Saturday, June 20, 2015

Instead of using "misandry & misogyny", let us pursue and live in the redeemed world of "sebasmandry & sebasmogyny" !


 
In my previous Japanese blog post, I wrote about the excellent short video message entitled "Feminism and the Christian women" by Mary Kassian.



Upon this, Sanae, my fellow sister, left a thoughtful comment and there she explained to me about the meaning of the words such as misandry, misogyny.

As many of you might know, these words came from the Greek misos (μσος, "hatred"), andros ("man") and gyny ("woman"). So, misandry means, the hatred or dislike of men, whereas misogyny means the hatred or dislike of woman.

When I heard these words, my heart ached. Because I live in the Greek-speaking world, the word misos ("hatred") is familiar to me. It is a strong, piercing word like a sharp knife. And it is, unfortunately, everywhere.

Negative, hateful words are produced and kept in the dark hearts of man and these words spread so quickly. In contrast, sound and uplifting words are disappearing from the hearts of man day by day. O it shouldn't be like that!

 

Today, I read the portion of Anne of Avonlea again where Anne and her friends are trying to name a woodland pool in the forest. Here it goes;

The path was a winding one, so narrow that the girls walked in single file and even then the fir boughs brushed their faces. Under the firs were velvety cushions of moss, and further on, where the trees were smaller and fewer, the ground was rich in a variety of green growing things.

,,"Oh, girls, look at that!"

"That" was a shallow woodland pool in the center of a little open glade where the path ended. Later on in the season it would be dried up and its place filled with a rank growth of ferns; but now it was a glimmering placid sheet, round as a saucer and clear as crystal. A ring of slender young birches encircled it and little ferns fringed its margin.

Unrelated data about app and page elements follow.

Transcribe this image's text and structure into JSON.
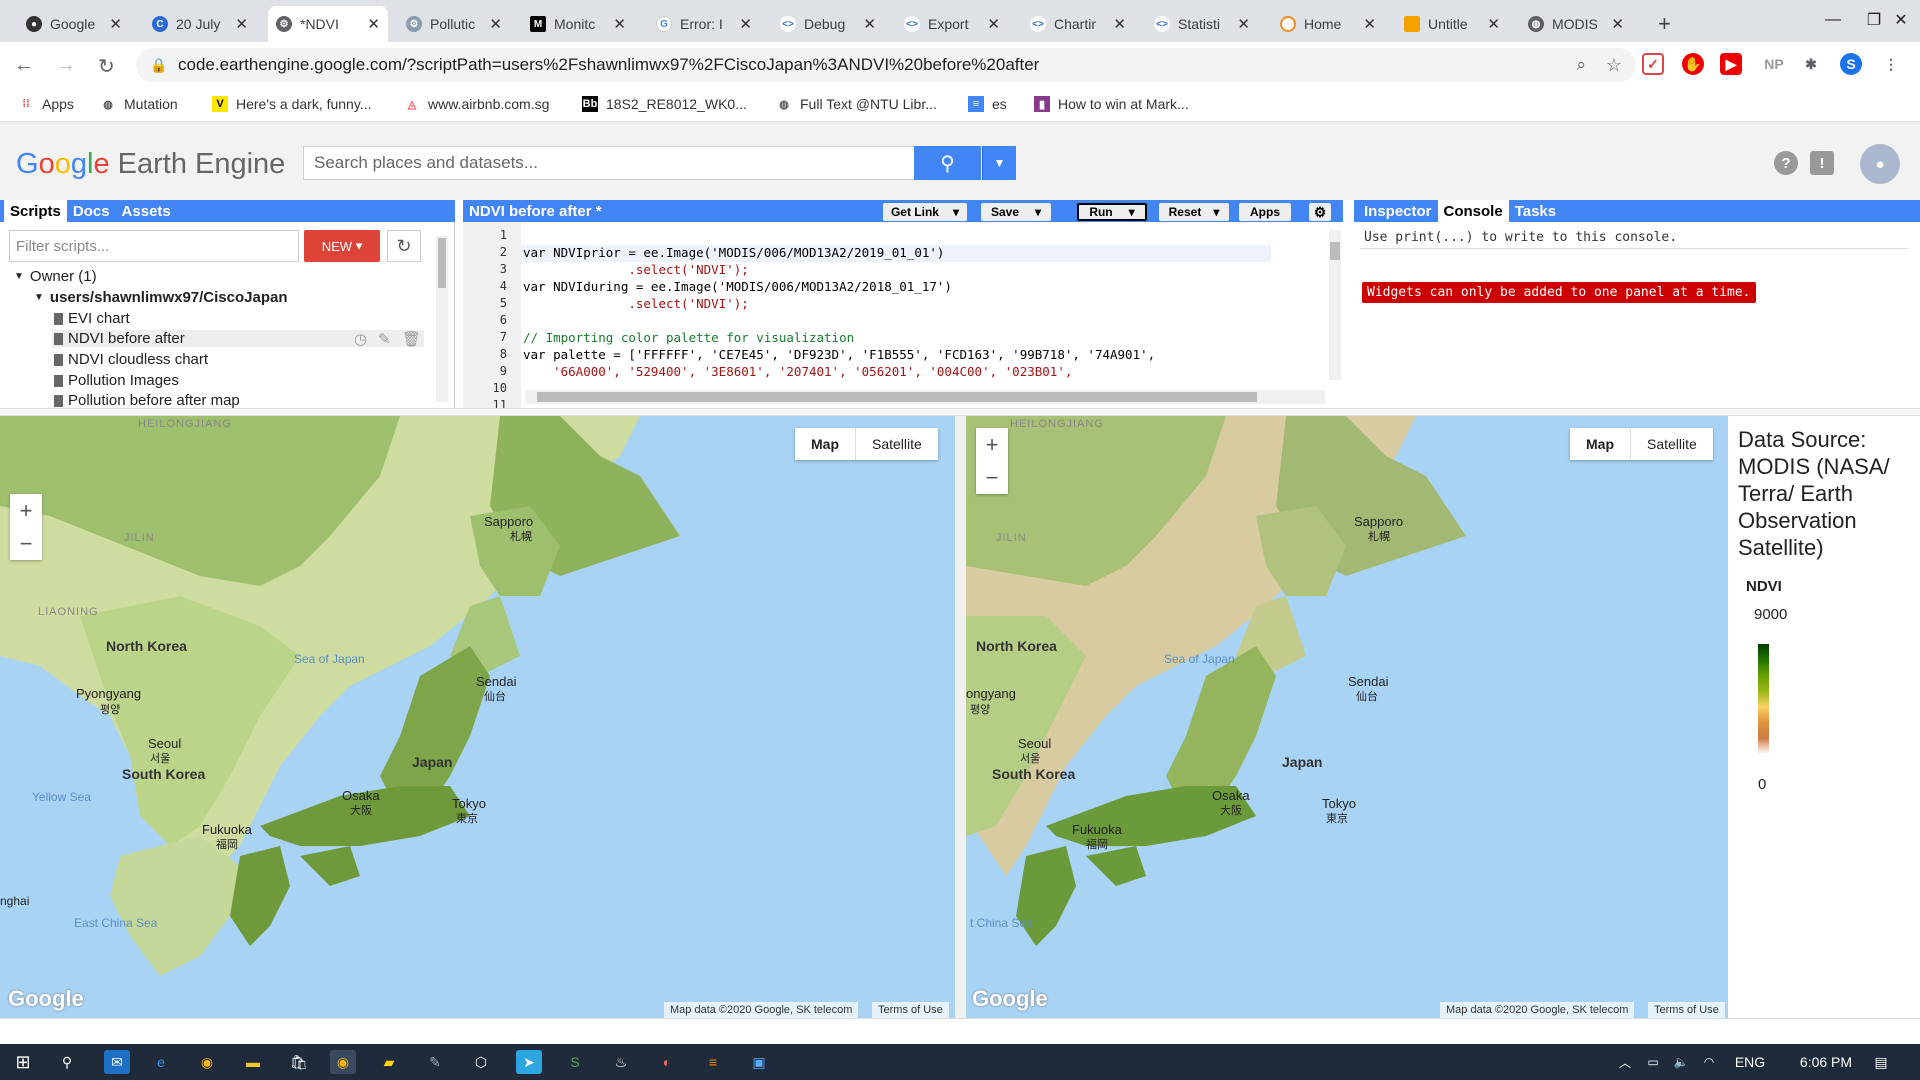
{
  "browser": {
    "tabs": [
      {
        "title": "Google",
        "icon": "github-icon"
      },
      {
        "title": "20 July",
        "icon": "c-icon"
      },
      {
        "title": "*NDVI",
        "icon": "gear-icon"
      },
      {
        "title": "Pollutic",
        "icon": "gear-icon"
      },
      {
        "title": "Monitc",
        "icon": "m-icon"
      },
      {
        "title": "Error: I",
        "icon": "google-icon"
      },
      {
        "title": "Debug",
        "icon": "code-icon"
      },
      {
        "title": "Export",
        "icon": "code-icon"
      },
      {
        "title": "Chartir",
        "icon": "code-icon"
      },
      {
        "title": "Statisti",
        "icon": "code-icon"
      },
      {
        "title": "Home",
        "icon": "loading-icon"
      },
      {
        "title": "Untitle",
        "icon": "slides-icon"
      },
      {
        "title": "MODIS",
        "icon": "globe-icon"
      }
    ],
    "new_tab": "+",
    "url": "code.earthengine.google.com/?scriptPath=users%2Fshawnlimwx97%2FCiscoJapan%3ANDVI%20before%20after",
    "profile_initial": "S",
    "ext_np": "NP",
    "bookmarks": [
      "Apps",
      "Mutation",
      "Here's a dark, funny...",
      "www.airbnb.com.sg",
      "18S2_RE8012_WK0...",
      "Full Text @NTU Libr...",
      "es",
      "How to win at Mark..."
    ]
  },
  "gee": {
    "logo_google": [
      "G",
      "o",
      "o",
      "g",
      "l",
      "e"
    ],
    "logo_rest": "Earth Engine",
    "search_placeholder": "Search places and datasets...",
    "left_tabs": [
      "Scripts",
      "Docs",
      "Assets"
    ],
    "filter_placeholder": "Filter scripts...",
    "new_label": "NEW",
    "tree": {
      "owner": "Owner (1)",
      "repo": "users/shawnlimwx97/CiscoJapan",
      "files": [
        "EVI chart",
        "NDVI before after",
        "NDVI cloudless chart",
        "Pollution Images",
        "Pollution before after map"
      ]
    },
    "editor_title": "NDVI before after *",
    "editor_buttons": [
      "Get Link",
      "Save",
      "Run",
      "Reset",
      "Apps"
    ],
    "code_lines": [
      {
        "n": "1",
        "t": ""
      },
      {
        "n": "2",
        "t": "var NDVIprior = ee.Image('MODIS/006/MOD13A2/2019_01_01')"
      },
      {
        "n": "3",
        "t": "              .select('NDVI');"
      },
      {
        "n": "4",
        "t": "var NDVIduring = ee.Image('MODIS/006/MOD13A2/2018_01_17')"
      },
      {
        "n": "5",
        "t": "              .select('NDVI');"
      },
      {
        "n": "6",
        "t": ""
      },
      {
        "n": "7",
        "t": "// Importing color palette for visualization"
      },
      {
        "n": "8",
        "t": "var palette = ['FFFFFF', 'CE7E45', 'DF923D', 'F1B555', 'FCD163', '99B718', '74A901',"
      },
      {
        "n": "9",
        "t": "    '66A000', '529400', '3E8601', '207401', '056201', '004C00', '023B01',"
      },
      {
        "n": "10",
        "t": ""
      },
      {
        "n": "11",
        "t": ""
      }
    ],
    "right_tabs": [
      "Inspector",
      "Console",
      "Tasks"
    ],
    "console_hint": "Use print(...) to write to this console.",
    "console_error": "Widgets can only be added to one panel at a time."
  },
  "maps": {
    "map_type": [
      "Map",
      "Satellite"
    ],
    "zoom_in": "+",
    "zoom_out": "−",
    "labels": {
      "heilongjiang": "HEILONGJIANG",
      "jilin": "JILIN",
      "liaoning": "LIAONING",
      "north_korea": "North Korea",
      "pyongyang": "Pyongyang",
      "pyongyang_ko": "평양",
      "pyongyang_cut": "ongyang",
      "seoul": "Seoul",
      "seoul_ko": "서울",
      "south_korea": "South Korea",
      "sea_of_japan": "Sea of Japan",
      "sapporo": "Sapporo",
      "sapporo_jp": "札幌",
      "sendai": "Sendai",
      "sendai_jp": "仙台",
      "japan": "Japan",
      "osaka": "Osaka",
      "osaka_jp": "大阪",
      "tokyo": "Tokyo",
      "tokyo_jp": "東京",
      "fukuoka": "Fukuoka",
      "fukuoka_jp": "福岡",
      "yellow_sea": "Yellow Sea",
      "east_china_sea": "East China Sea",
      "east_china_sea_cut": "t China Sea",
      "shanghai_cut": "nghai"
    },
    "google": "Google",
    "map_data": "Map data ©2020 Google, SK telecom",
    "terms": "Terms of Use"
  },
  "legend": {
    "source": [
      "Data Source:",
      "MODIS (NASA/",
      "Terra/ Earth",
      "Observation",
      "Satellite)"
    ],
    "title": "NDVI",
    "max": "9000",
    "min": "0"
  },
  "taskbar": {
    "lang": "ENG",
    "time": "6:06 PM"
  }
}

"HOW sweet!" said Jane.

"Let us dance around it like wood-nymphs," cried Anne, dropping her basket and extending her hands.

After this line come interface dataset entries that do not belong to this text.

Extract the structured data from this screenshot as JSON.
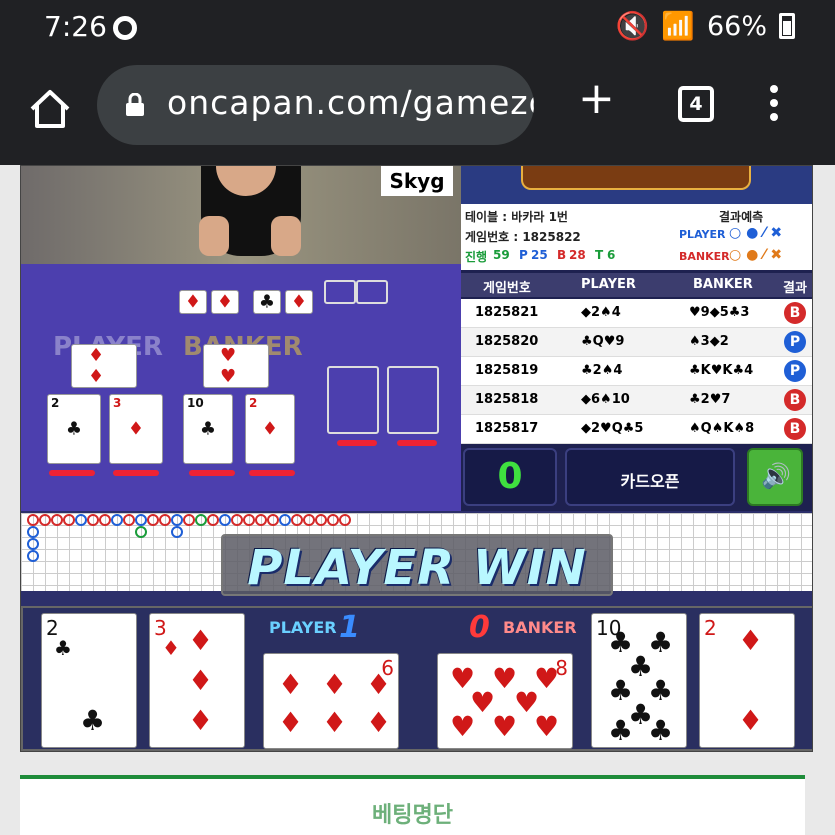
{
  "status": {
    "time": "7:26",
    "battery": "66%",
    "signal_icons": [
      "mute-icon",
      "wifi-icon",
      "signal-icon"
    ]
  },
  "browser": {
    "url": "oncapan.com/gamezo",
    "tab_count": "4"
  },
  "table": {
    "brand": "Skyg",
    "player_word": "PLAYER",
    "banker_word": "BANKER"
  },
  "info": {
    "table_label": "테이블 : 바카라 1번",
    "game_no_label": "게임번호 : 1825822",
    "predict_label": "결과예측",
    "progress_label": "진행",
    "progress_count": "59",
    "p_label": "P",
    "p_count": "25",
    "b_label": "B",
    "b_count": "28",
    "t_label": "T",
    "t_count": "6",
    "player_pred": "PLAYER",
    "banker_pred": "BANKER"
  },
  "history": {
    "headers": [
      "게임번호",
      "PLAYER",
      "BANKER",
      "결과"
    ],
    "rows": [
      {
        "no": "1825821",
        "player": "◆2♠4",
        "banker": "♥9◆5♣3",
        "result": "B",
        "color": "#d42a2a"
      },
      {
        "no": "1825820",
        "player": "♣Q♥9",
        "banker": "♠3◆2",
        "result": "P",
        "color": "#1f5fd6"
      },
      {
        "no": "1825819",
        "player": "♣2♠4",
        "banker": "♣K♥K♣4",
        "result": "P",
        "color": "#1f5fd6"
      },
      {
        "no": "1825818",
        "player": "◆6♠10",
        "banker": "♣2♥7",
        "result": "B",
        "color": "#d42a2a"
      },
      {
        "no": "1825817",
        "player": "◆2♥Q♣5",
        "banker": "♠Q♠K♠8",
        "result": "B",
        "color": "#d42a2a"
      }
    ]
  },
  "controls": {
    "timer": "0",
    "open_label": "카드오픈"
  },
  "result": {
    "banner": "PLAYER WIN",
    "player_label": "PLAYER",
    "player_score": "1",
    "banker_label": "BANKER",
    "banker_score": "0"
  },
  "cards": {
    "player": [
      {
        "rank": "2",
        "suit": "♣"
      },
      {
        "rank": "3",
        "suit": "♦"
      },
      {
        "rank": "6",
        "suit": "♦"
      }
    ],
    "banker": [
      {
        "rank": "8",
        "suit": "♥"
      },
      {
        "rank": "10",
        "suit": "♣"
      },
      {
        "rank": "2",
        "suit": "♦"
      }
    ]
  },
  "footer": {
    "title": "베팅명단"
  },
  "colors": {
    "player_blue": "#1f5fd6",
    "banker_red": "#d42a2a",
    "tie_green": "#1a9c3a",
    "accent_green": "#1e8c3a"
  }
}
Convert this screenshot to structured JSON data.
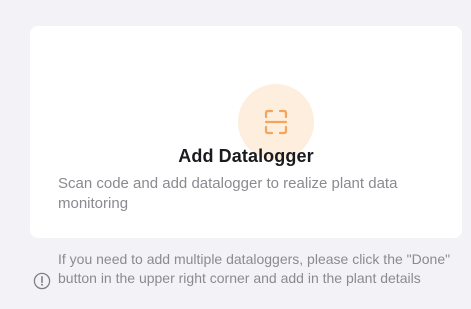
{
  "add_card": {
    "title": "Add Datalogger",
    "description": "Scan code and add datalogger to realize plant data monitoring",
    "icon": "scan-icon",
    "accent_color": "#f5a55b",
    "icon_bg_color": "#fdeede"
  },
  "hint": {
    "icon": "info-circle-icon",
    "text": "If you need to add multiple dataloggers, please click the \"Done\" button in the upper right corner and add in the plant details"
  }
}
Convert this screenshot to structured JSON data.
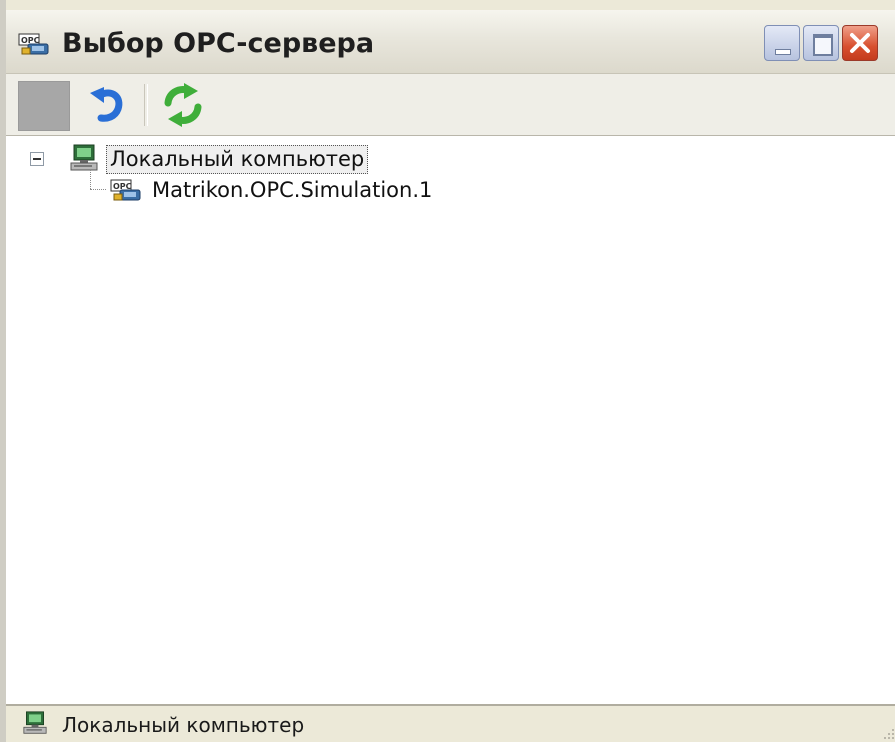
{
  "window": {
    "title": "Выбор OPC-сервера",
    "title_icon": "opc-server-icon"
  },
  "window_controls": {
    "minimize": "minimize-icon",
    "maximize": "maximize-icon",
    "close": "close-icon"
  },
  "toolbar": {
    "buttons": [
      {
        "icon": "disabled-button-icon",
        "enabled": false
      },
      {
        "icon": "undo-icon",
        "enabled": true
      },
      {
        "icon": "refresh-icon",
        "enabled": true
      }
    ]
  },
  "tree": {
    "root": {
      "label": "Локальный компьютер",
      "icon": "computer-icon",
      "expanded": true,
      "selected": true,
      "children": [
        {
          "label": "Matrikon.OPC.Simulation.1",
          "icon": "opc-server-icon"
        }
      ]
    }
  },
  "status": {
    "text": "Локальный компьютер",
    "icon": "computer-icon"
  },
  "colors": {
    "window_bg": "#ece9d8",
    "close_button": "#d8502f",
    "tree_bg": "#ffffff"
  }
}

But the dance was not a success for the ground was boggy and Jane's rubbers came off.

"You can't be a wood-nymph if you have to wear rubbers," was her decision.

"Well, we must name this place before we leave it," said Anne, yielding to the indisputable logic of facts. "Everybody suggest a name and we'll draw lots. Diana?"

"Birch Pool," suggested Diana promptly.

"Crystal Lake," said Jane.

Anne, standing behind them, implored Priscilla with her eyes not to perpetrate another such name and Priscilla rose to the occasion with "Glimmer-glass." Anne's selection was "The Fairies' Mirror."

The names were written on strips of birch bark with a pencil Schoolma'am Jane produced from her pocket, and placed in Anne's hat. Then Priscilla shut her eyes and drew one. "Crystal Lake," read Jane triumphantly. Crystal Lake it was, and if Anne thought that chance had played the pool a shabby trick she did not say so.

    ―Lucy Maud Montgomery, Anne Of Avonlea, Chapter 13 A Golden Picnic


 

"The Fairies' Mirror"―isn't it so beautiful? I was captivated by her lively imagination and her lovely, uplifting and creative spirit. Then, inspired by Anne, I also attempted to create new, uplifting words this morning. Yes, instead of misandry and misogyny, I created the alternative words which are;

sebasmandry =the respect or reverence of men

sebasmogyny =the respect or reverence of women

 *Sebasmos (σεβασμός) means "respect, reverence" in Greek.

Friends, shall we glorify Him by cherishing, preserving and creating sublime, hopeful words together? Shall we decorate our inner world with soft and feminine words? Shall we ask Him to sanctify our vocabularies and encourage others with spirit-filled, life-giving words? O that our words may reflect His beautiful attributes!